_Required action_: Retype each entry exactly as written, and keep the pictures out of the copy.

Web page and app entries
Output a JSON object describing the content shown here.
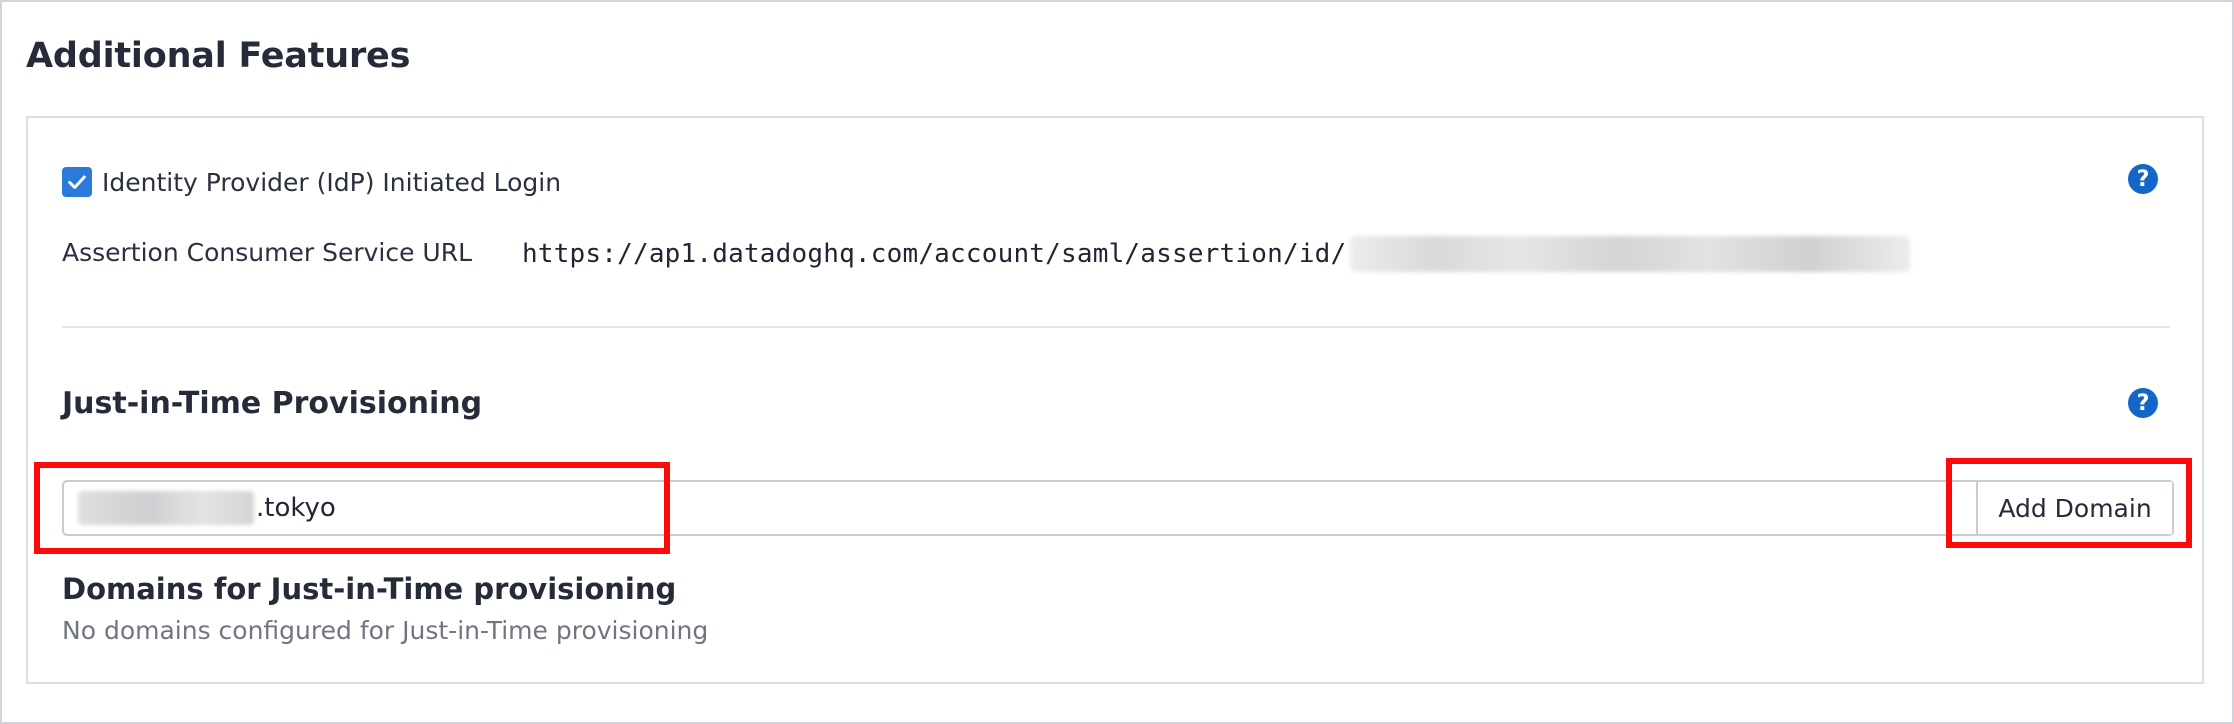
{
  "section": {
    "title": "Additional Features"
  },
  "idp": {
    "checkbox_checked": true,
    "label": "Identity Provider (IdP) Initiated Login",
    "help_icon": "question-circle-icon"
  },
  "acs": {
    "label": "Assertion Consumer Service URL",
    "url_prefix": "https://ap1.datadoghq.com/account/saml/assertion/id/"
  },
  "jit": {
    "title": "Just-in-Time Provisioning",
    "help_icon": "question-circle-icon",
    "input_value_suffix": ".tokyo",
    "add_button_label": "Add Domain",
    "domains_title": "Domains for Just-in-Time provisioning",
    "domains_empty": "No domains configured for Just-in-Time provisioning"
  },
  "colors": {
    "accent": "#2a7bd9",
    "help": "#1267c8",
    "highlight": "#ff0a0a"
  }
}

_Output for this exercise_:
Output a JSON object describing the content shown here.
{
  "section": {
    "title": "Additional Features"
  },
  "idp": {
    "checkbox_checked": true,
    "label": "Identity Provider (IdP) Initiated Login",
    "help_icon": "question-circle-icon"
  },
  "acs": {
    "label": "Assertion Consumer Service URL",
    "url_prefix": "https://ap1.datadoghq.com/account/saml/assertion/id/"
  },
  "jit": {
    "title": "Just-in-Time Provisioning",
    "help_icon": "question-circle-icon",
    "input_value_suffix": ".tokyo",
    "add_button_label": "Add Domain",
    "domains_title": "Domains for Just-in-Time provisioning",
    "domains_empty": "No domains configured for Just-in-Time provisioning"
  },
  "colors": {
    "accent": "#2a7bd9",
    "help": "#1267c8",
    "highlight": "#ff0a0a"
  }
}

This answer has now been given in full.